JERSEY CITY | Development Summary 2019

(thread is a work in progress)

This has been a banner year for construction in Jersey City. As of yesterday, 4,512 apartments of new construction have been issued building permits and started construction. That’s more than Manhattan and neck-and-neck with Brooklyn. For the first time probably since the 1920’s and 30’s, much of the new construction is in mid-rise 4-6 story buildings scattered throughout the city. But some mammoth high-rises have broken ground this year, too.

The 10 largest buildings to start so far this year (will add links eventually):

  • 25 Columbus Drive | 57 FLOORS | 750 Units
  • 331 Marin Blvd (184 Morgan) | 41 FLOORS | 482 Units
  • 1 Park View Avenue | 40 FLOORS | 452 Units
  • 700 Washington Blvd | 40 FLOORS | 336 Units
  • 331 Marin Blvd | 38 FLOORS | 507 Units
  • 88 Regent St | 32 FLOORS | 392 Units
  • 259 Coles St | 26 FLOORS x 2 | 350 Units
  • 55 Jordan Ave | 16 FLOORS | 267 Units
  • 175 Second St | 14 FLOORS | 159 Units
6 Likes

When is JC going to surpass Newark in population?

1 Like

I’d put good money on JC already being bigger than Newark, and I think we’ll see it reflected in the 2020 Census.

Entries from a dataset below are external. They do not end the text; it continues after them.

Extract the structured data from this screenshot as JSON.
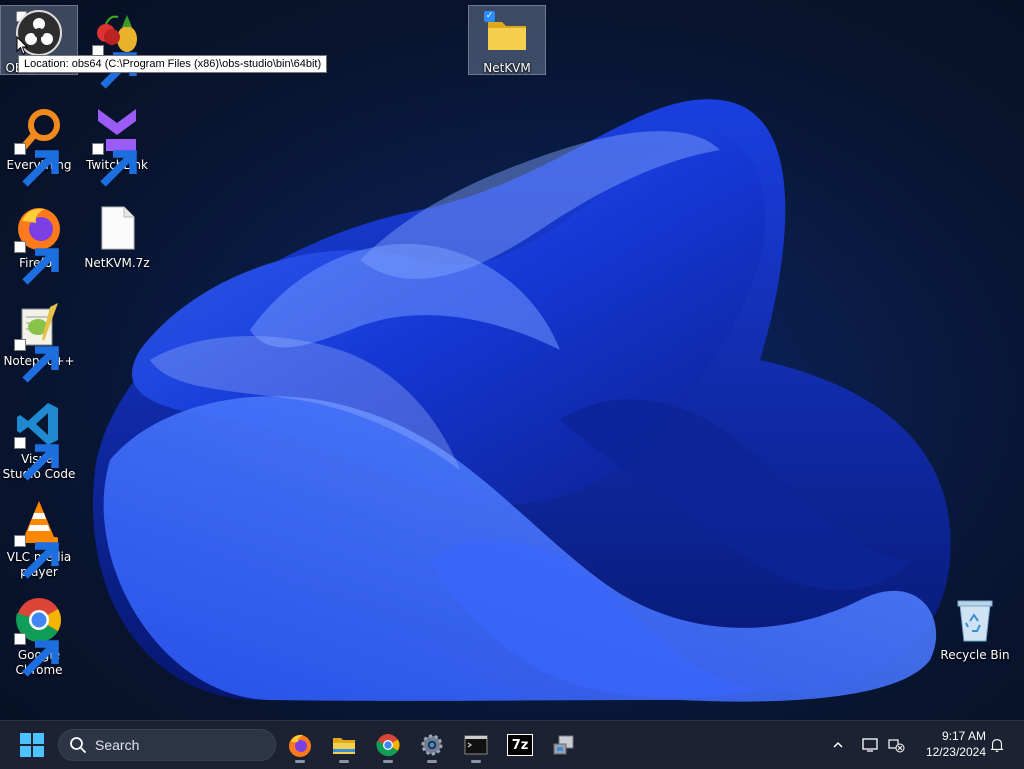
{
  "desktop": {
    "icons": [
      {
        "label": "OBS Studio",
        "icon": "obs-icon"
      },
      {
        "label": "",
        "icon": "cherry-pineapple-icon"
      },
      {
        "label": "NetKVM",
        "icon": "folder-icon"
      },
      {
        "label": "Everything",
        "icon": "magnifier-icon"
      },
      {
        "label": "TwitchLink",
        "icon": "twitchlink-icon"
      },
      {
        "label": "Firefox",
        "icon": "firefox-icon"
      },
      {
        "label": "NetKVM.7z",
        "icon": "file-icon"
      },
      {
        "label": "Notepad++",
        "icon": "notepadpp-icon"
      },
      {
        "label": "Visual Studio Code",
        "icon": "vscode-icon"
      },
      {
        "label": "VLC media player",
        "icon": "vlc-icon"
      },
      {
        "label": "Google Chrome",
        "icon": "chrome-icon"
      },
      {
        "label": "Recycle Bin",
        "icon": "recycle-bin-icon"
      }
    ],
    "tooltip": "Location: obs64 (C:\\Program Files (x86)\\obs-studio\\bin\\64bit)"
  },
  "taskbar": {
    "search_placeholder": "Search",
    "pinned": [
      "firefox-icon",
      "file-explorer-icon",
      "chrome-icon",
      "settings-icon",
      "terminal-icon",
      "7zip-icon",
      "device-manager-icon"
    ],
    "clock": {
      "time": "9:17 AM",
      "date": "12/23/2024"
    },
    "seven_zip_label": "7z"
  },
  "colors": {
    "taskbar_bg": "#1c2231",
    "accent": "#2a8cff"
  }
}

One of the input factors to the Census Bureau’s Population Estimates Program is construction permits data from the Census Building Permits Survey. They use this to estimate population growth. But I’ve spoken to people at the Census offices and at the NJ State Department of Community Affairs who tell me that the Census’s BPS data is not reliable for NJ because of reporting quirks. People at NJ DCA told me that 25 Columbus Drive’s 750 units won’t be reflected in the Census’s permits data, for instance.

My own analysis of building permits in Jersey City shows that the Building Permits Survey data has missed over 6,000 apartments constructed in Jersey City since 2010. That’s easily 8,000 to 12,000 residents not reflected in the Census estimates, enough to put JC over Newark.

4 Likes

Is there any big residential plans for Newark in the pipeline?

1 Like

A lot of plans and ideas, not much in the way of real shovels in the ground other than a couple of midrises a year. Construction is expensive and the demand isn’t really there to recoup the costs, as far as i can tell.

1 Like

The West Side and Journal Square areas are the next big centers of development this coming decade. Let’s hope they also improve public transit to keep up with the rise of people moving in.

3 Likes

I don’t understand how they can call it a “study” when it’s just a bunch of subjective impressions and hype from a real estate agent and his son. No data at all. Plus a couple of gradients they made on a map in photoshop. :man_shrugging:

Also this map came out in 2019 and Jersey Digs is “reporting” on it in November. Jersey Digs is just so basic :roll_eyes:

Sorry, not digging on you, the726, I just have this reaction too often when I see a JerseyDigs link.

1 Like

No, you’re absolutely right. I didn’t fully read into that when I saw the article. Yes, lately JD has been late on certain news about the city too, or inaccurate or sensational pieces meant to just be clickbait. It’s not much of a study as it is just a map from realtors. But I do think they’re right about some of the areas on it. I unlinked the article and the report. I was planning on making some graphics on the west side developments and the journal square ones. I’ll share it here.

3 Likes

Would love to see it. Really appreciate your posts here!

1 Like